  5. i almost forgot...i also "can" pinto, kidney, lima, navy,beans and peas of all kinds. i also can sweet potatoes (an unheard of thing to do in sweet potato country)....just about anything can be canned or dehydrated....i also forage berries, other nuts and fruits and yep...they are gonna get cooked up into something good and canned... when things freeze up or drown here, all i need is a spoon and an upturned bucket!

  6. How about a double layer of safety, using both the bags and the buckets? Maybe putting 1-2 lbs. in a bag and putting several bags into one bucket. Then when a bag is grabbed for use, the other bags remain clean and dry regardless of the status of the bucket lid.

    This would require more expense and effort, but might help to preserve the food longer.

    What is the likelihood of condensation within the bags with a bags-in-bucket system?

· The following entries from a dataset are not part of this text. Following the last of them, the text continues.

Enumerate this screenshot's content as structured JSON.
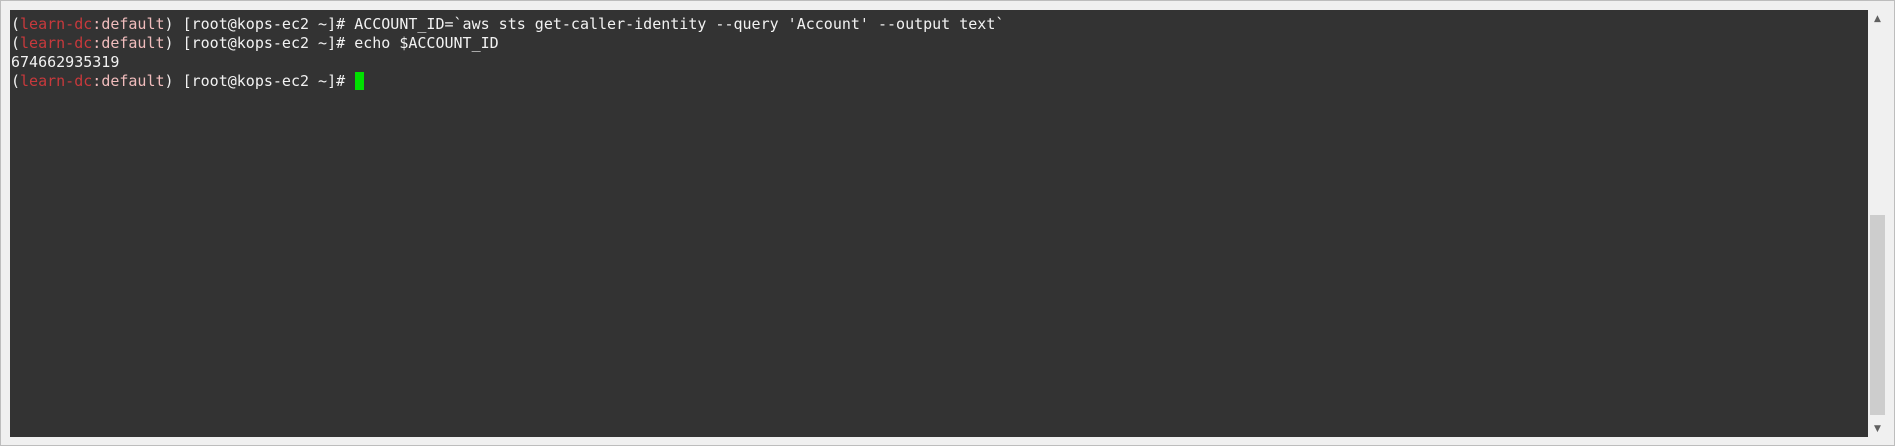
{
  "terminal": {
    "lines": [
      {
        "open": "(",
        "profile": "learn-dc",
        "colon": ":",
        "namespace": "default",
        "close": ") ",
        "host": "[root@kops-ec2 ~]# ",
        "command": "ACCOUNT_ID=`aws sts get-caller-identity --query 'Account' --output text`"
      },
      {
        "open": "(",
        "profile": "learn-dc",
        "colon": ":",
        "namespace": "default",
        "close": ") ",
        "host": "[root@kops-ec2 ~]# ",
        "command": "echo $ACCOUNT_ID"
      },
      {
        "output": "674662935319"
      },
      {
        "open": "(",
        "profile": "learn-dc",
        "colon": ":",
        "namespace": "default",
        "close": ") ",
        "host": "[root@kops-ec2 ~]# ",
        "command": ""
      }
    ]
  },
  "scrollbar": {
    "up_icon": "▲",
    "down_icon": "▼"
  },
  "colors": {
    "background": "#333333",
    "text": "#f2f2f2",
    "profile": "#c8393c",
    "cursor": "#00e000"
  }
}
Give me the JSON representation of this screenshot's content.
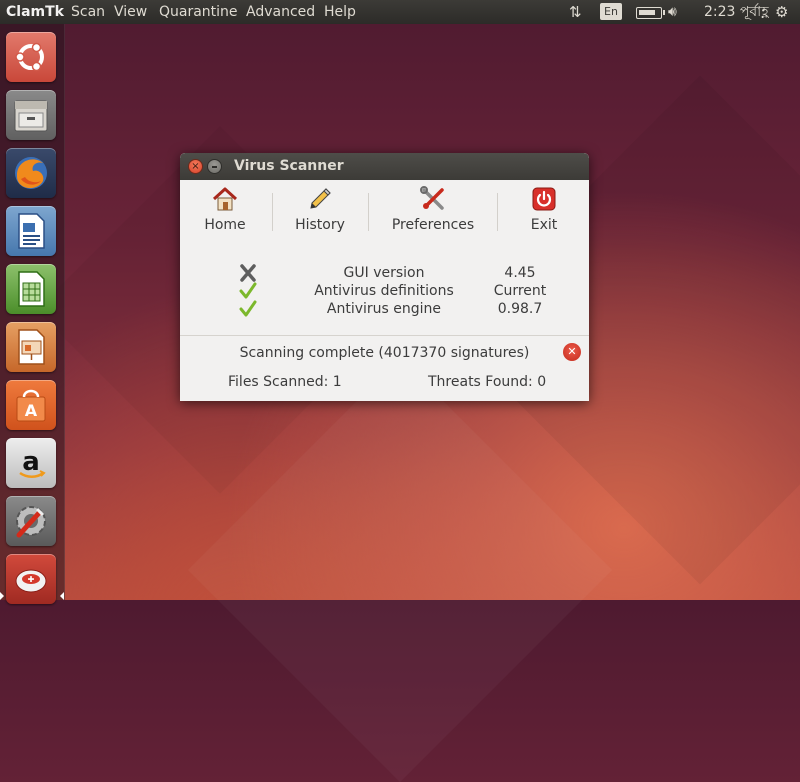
{
  "top_panel": {
    "app_name": "ClamTk",
    "menus": [
      "Scan",
      "View",
      "Quarantine",
      "Advanced",
      "Help"
    ],
    "keyboard_layout": "En",
    "clock": "2:23 পূর্বাহ্ণ",
    "icons": {
      "network": "network-updown-icon",
      "battery": "battery-icon",
      "volume": "volume-icon",
      "session": "gear-icon"
    }
  },
  "launcher": {
    "items": [
      {
        "name": "ubuntu-dash-icon"
      },
      {
        "name": "files-icon"
      },
      {
        "name": "firefox-icon"
      },
      {
        "name": "libreoffice-writer-icon"
      },
      {
        "name": "libreoffice-calc-icon"
      },
      {
        "name": "libreoffice-impress-icon"
      },
      {
        "name": "software-center-icon"
      },
      {
        "name": "amazon-icon"
      },
      {
        "name": "system-settings-icon"
      },
      {
        "name": "clamtk-icon"
      }
    ],
    "active_item": "clamtk-icon"
  },
  "window": {
    "title": "Virus Scanner",
    "toolbar": {
      "home": "Home",
      "history": "History",
      "preferences": "Preferences",
      "exit": "Exit"
    },
    "status": [
      {
        "icon": "x-icon",
        "label": "GUI version",
        "value": "4.45"
      },
      {
        "icon": "checkmark-icon",
        "label": "Antivirus definitions",
        "value": "Current"
      },
      {
        "icon": "checkmark-icon",
        "label": "Antivirus engine",
        "value": "0.98.7"
      }
    ],
    "scan_status": "Scanning complete (4017370 signatures)",
    "files_scanned": "Files Scanned: 1",
    "threats_found": "Threats Found: 0"
  },
  "colors": {
    "panel": "#3c3b37",
    "window_bg": "#f2f1f0",
    "close_red": "#d8422b",
    "check_green": "#6aa022"
  }
}
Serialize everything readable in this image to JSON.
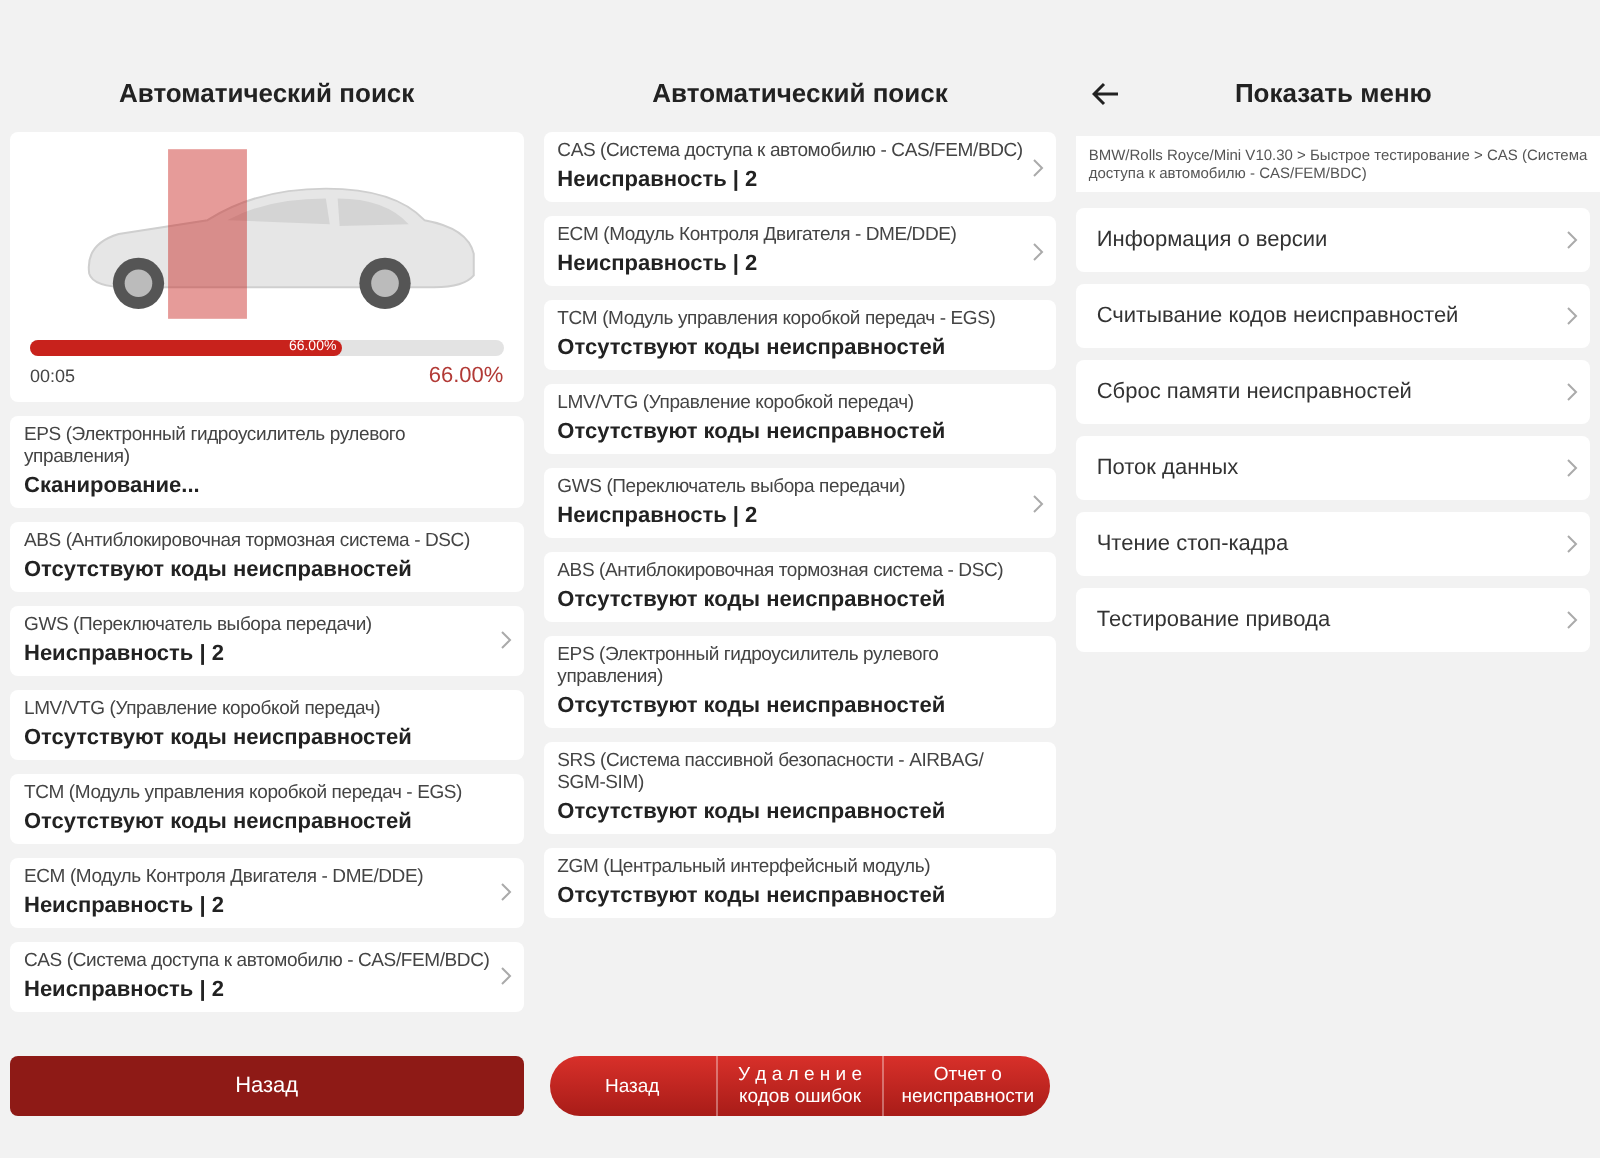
{
  "scan_panel": {
    "title": "Автоматический поиск",
    "progress": {
      "level": 0.66,
      "bar_label": "66.00%",
      "elapsed": "00:05",
      "percent": "66.00%"
    },
    "modules": [
      {
        "name": "EPS (Электронный гидроусилитель рулевого управления)",
        "status": "Сканирование...",
        "chevron": false
      },
      {
        "name": "ABS (Антиблокировочная тормозная система - DSC)",
        "status": "Отсутствуют коды неисправностей",
        "chevron": false
      },
      {
        "name": "GWS (Переключатель выбора передачи)",
        "status": "Неисправность | 2",
        "chevron": true
      },
      {
        "name": "LMV/VTG (Управление коробкой передач)",
        "status": "Отсутствуют коды неисправностей",
        "chevron": false
      },
      {
        "name": "TCM (Модуль управления коробкой передач - EGS)",
        "status": "Отсутствуют коды неисправностей",
        "chevron": false
      },
      {
        "name": "ECM (Модуль Контроля Двигателя - DME/DDE)",
        "status": "Неисправность | 2",
        "chevron": true
      },
      {
        "name": "CAS (Система доступа к автомобилю - CAS/FEM/BDC)",
        "status": "Неисправность | 2",
        "chevron": true
      }
    ],
    "buttons": [
      "Назад"
    ]
  },
  "results_panel": {
    "title": "Автоматический поиск",
    "modules": [
      {
        "name": "CAS (Система доступа к автомобилю - CAS/FEM/BDC)",
        "status": "Неисправность | 2",
        "chevron": true
      },
      {
        "name": "ECM (Модуль Контроля Двигателя - DME/DDE)",
        "status": "Неисправность | 2",
        "chevron": true
      },
      {
        "name": "TCM (Модуль управления коробкой передач - EGS)",
        "status": "Отсутствуют коды неисправностей",
        "chevron": false
      },
      {
        "name": "LMV/VTG (Управление коробкой передач)",
        "status": "Отсутствуют коды неисправностей",
        "chevron": false
      },
      {
        "name": "GWS (Переключатель выбора передачи)",
        "status": "Неисправность | 2",
        "chevron": true
      },
      {
        "name": "ABS (Антиблокировочная тормозная система - DSC)",
        "status": "Отсутствуют коды неисправностей",
        "chevron": false
      },
      {
        "name": "EPS (Электронный гидроусилитель рулевого управления)",
        "status": "Отсутствуют коды неисправностей",
        "chevron": false
      },
      {
        "name": "SRS (Система пассивной безопасности - AIRBAG/ SGM-SIM)",
        "status": "Отсутствуют коды неисправностей",
        "chevron": false
      },
      {
        "name": "ZGM (Центральный интерфейсный модуль)",
        "status": "Отсутствуют коды неисправностей",
        "chevron": false
      }
    ],
    "buttons": [
      "Назад",
      "У д а л е н и е кодов ошибок",
      "Отчет о неисправности"
    ]
  },
  "menu_panel": {
    "title": "Показать меню",
    "breadcrumb": "BMW/Rolls Royce/Mini V10.30 > Быстрое тестирование  > CAS (Система доступа к автомобилю - CAS/FEM/BDC)",
    "items": [
      {
        "label": "Информация о версии",
        "chevron": true
      },
      {
        "label": "Считывание кодов неисправностей",
        "chevron": true
      },
      {
        "label": "Сброс памяти неисправностей",
        "chevron": true
      },
      {
        "label": "Поток данных",
        "chevron": true
      },
      {
        "label": "Чтение стоп-кадра",
        "chevron": true
      },
      {
        "label": "Тестирование привода",
        "chevron": true
      }
    ]
  }
}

  7. I've actually never used Mylar bags so I don't know about the level of condensation. However I would imagine if you bag up something that's been thoroughly dried and perhaps frozen for a few days (to kill weevils or other beasties) then bag it in Mylar, it would preserve just fine.

  8. I use mylar and oxygen absorbers in a bucket, because I'm paranoid.

    The o2 free environment kills creepy crawly critters, and the mylar bags prevent rodents from "sniffing out" the contents. Rats can chew through those buckets, given the opportunity.

    And since I don't have the freezer space to use that method to kill the critters, o2 absorbers it is.


  9. Patrice

    I store my dry goods with a sprig of bayleaves in each container - it prevents weevils, etc from invading the goods. replace the sprig every 4 - 5 months or so.

    And I agree - try storing your goods in smaller packets in the bucket - should prevent total wastage should damage occur.

  10. I was trying to come up with a better way to label my buckets and got an idea. I handed my daughter a handful of different colored sharpie markers and told her to color each bucket any way she wanted as long as the name was on there in big letters like 'Pinto Beans' or 'Rice'. I was amazed how the buckets looked and the project gave me a chance to explain more about how food storage works and why we should be prepared.
    Thanks for the great site.